Go through the entries below and copy each line containing the word "yang".

##### Provided information #####

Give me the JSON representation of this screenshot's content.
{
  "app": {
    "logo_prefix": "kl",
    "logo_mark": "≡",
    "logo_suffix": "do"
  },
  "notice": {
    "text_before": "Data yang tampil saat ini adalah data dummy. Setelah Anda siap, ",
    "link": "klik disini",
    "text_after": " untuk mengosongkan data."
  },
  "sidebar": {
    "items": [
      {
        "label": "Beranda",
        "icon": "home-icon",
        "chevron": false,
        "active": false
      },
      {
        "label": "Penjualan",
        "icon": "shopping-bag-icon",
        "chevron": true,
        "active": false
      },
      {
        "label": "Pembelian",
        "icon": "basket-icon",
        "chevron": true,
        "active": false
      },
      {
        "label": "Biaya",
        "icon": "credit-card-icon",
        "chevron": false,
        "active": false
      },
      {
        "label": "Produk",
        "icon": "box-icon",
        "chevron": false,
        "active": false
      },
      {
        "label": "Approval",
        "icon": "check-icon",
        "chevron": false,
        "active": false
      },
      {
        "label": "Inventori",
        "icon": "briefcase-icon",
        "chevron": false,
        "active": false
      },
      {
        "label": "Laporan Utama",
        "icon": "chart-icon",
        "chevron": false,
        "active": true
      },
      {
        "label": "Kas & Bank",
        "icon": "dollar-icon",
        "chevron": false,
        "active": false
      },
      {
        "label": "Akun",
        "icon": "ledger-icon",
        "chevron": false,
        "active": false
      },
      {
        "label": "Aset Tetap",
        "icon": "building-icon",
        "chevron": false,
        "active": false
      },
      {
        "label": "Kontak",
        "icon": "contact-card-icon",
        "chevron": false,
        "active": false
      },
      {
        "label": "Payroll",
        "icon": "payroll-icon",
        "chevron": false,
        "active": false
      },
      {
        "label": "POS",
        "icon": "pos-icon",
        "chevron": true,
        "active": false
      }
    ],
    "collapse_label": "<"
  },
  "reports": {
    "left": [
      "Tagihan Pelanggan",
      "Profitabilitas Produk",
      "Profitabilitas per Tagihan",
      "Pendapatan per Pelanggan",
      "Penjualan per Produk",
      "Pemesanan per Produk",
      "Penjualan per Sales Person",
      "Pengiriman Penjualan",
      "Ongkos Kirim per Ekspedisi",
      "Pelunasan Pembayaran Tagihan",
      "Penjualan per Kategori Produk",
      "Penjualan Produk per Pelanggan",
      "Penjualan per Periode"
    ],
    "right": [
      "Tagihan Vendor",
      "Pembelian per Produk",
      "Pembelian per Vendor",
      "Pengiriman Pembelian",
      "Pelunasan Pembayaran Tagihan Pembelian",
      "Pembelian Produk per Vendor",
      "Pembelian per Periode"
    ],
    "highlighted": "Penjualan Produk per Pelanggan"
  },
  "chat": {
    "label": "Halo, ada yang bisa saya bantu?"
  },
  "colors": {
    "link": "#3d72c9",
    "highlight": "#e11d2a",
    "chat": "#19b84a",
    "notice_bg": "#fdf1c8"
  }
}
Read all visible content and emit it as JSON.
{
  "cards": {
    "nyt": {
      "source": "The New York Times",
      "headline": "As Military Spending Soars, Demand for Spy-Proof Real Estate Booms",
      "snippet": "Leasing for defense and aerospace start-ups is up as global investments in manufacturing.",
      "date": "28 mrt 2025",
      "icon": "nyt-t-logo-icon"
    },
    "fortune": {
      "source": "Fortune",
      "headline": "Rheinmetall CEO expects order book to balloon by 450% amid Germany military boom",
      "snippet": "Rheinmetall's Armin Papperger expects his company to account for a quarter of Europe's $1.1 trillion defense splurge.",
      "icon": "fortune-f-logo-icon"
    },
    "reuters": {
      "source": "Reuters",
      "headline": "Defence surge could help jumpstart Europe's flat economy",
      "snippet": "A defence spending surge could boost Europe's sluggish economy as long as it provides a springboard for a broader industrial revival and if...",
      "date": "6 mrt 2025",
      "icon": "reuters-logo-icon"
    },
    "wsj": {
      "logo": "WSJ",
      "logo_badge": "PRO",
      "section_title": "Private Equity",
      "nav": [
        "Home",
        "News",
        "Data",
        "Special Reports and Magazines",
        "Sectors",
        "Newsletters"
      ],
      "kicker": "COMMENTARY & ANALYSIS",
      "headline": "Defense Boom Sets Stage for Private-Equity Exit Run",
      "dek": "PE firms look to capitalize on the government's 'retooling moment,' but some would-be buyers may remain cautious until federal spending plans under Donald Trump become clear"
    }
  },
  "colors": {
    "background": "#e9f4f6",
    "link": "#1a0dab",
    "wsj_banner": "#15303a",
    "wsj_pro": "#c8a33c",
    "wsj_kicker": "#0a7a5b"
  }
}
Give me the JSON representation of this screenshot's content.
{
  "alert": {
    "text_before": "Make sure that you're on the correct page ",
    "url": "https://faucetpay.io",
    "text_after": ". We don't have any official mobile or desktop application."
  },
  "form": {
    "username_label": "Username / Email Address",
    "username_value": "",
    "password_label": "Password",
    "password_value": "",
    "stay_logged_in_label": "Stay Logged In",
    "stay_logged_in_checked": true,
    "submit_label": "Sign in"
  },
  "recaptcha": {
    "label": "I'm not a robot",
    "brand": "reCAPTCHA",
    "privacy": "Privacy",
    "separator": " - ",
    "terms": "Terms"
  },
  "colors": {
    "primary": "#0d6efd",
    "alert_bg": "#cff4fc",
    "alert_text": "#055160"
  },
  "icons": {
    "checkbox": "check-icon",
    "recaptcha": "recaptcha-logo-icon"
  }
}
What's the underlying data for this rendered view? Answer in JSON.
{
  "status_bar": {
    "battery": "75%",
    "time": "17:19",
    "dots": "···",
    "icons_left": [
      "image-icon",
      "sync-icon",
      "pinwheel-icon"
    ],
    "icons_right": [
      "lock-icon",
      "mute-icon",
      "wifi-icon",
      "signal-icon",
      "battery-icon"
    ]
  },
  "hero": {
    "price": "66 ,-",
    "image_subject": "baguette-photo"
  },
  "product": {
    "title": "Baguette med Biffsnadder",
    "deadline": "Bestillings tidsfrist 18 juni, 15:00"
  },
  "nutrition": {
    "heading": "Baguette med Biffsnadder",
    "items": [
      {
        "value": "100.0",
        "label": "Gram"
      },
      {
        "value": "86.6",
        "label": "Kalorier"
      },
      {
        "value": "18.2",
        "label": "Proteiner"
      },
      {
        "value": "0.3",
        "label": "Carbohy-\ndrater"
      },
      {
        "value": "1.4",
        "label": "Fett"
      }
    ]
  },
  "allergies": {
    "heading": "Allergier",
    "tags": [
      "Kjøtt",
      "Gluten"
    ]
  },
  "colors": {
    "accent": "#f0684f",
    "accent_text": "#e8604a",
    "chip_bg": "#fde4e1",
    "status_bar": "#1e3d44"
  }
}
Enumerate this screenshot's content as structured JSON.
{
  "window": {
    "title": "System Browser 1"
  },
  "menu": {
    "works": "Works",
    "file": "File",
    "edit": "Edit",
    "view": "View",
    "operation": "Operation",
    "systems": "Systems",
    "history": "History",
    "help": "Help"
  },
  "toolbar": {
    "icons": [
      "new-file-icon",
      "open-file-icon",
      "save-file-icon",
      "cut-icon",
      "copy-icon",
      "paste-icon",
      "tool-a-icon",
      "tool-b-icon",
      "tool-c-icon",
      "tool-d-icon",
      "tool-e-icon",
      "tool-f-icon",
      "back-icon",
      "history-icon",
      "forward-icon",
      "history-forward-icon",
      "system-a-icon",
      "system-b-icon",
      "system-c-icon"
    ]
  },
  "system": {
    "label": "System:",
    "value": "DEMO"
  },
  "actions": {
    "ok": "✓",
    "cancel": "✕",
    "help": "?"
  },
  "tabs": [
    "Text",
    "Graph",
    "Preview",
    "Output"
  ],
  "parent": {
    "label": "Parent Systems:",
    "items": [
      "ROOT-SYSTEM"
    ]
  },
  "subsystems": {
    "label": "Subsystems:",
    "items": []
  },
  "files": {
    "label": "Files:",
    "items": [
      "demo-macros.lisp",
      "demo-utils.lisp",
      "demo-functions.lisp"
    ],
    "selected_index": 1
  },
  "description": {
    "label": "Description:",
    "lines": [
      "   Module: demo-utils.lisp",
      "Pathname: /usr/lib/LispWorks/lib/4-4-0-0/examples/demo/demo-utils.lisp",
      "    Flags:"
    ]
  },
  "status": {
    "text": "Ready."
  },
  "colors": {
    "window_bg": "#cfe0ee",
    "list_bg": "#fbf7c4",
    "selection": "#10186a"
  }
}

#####

◆ Response box ◆
    "text_before": "Data yang tampil saat ini adalah data dummy. Setelah Anda siap, ",
    "label": "Halo, ada yang bisa saya bantu?"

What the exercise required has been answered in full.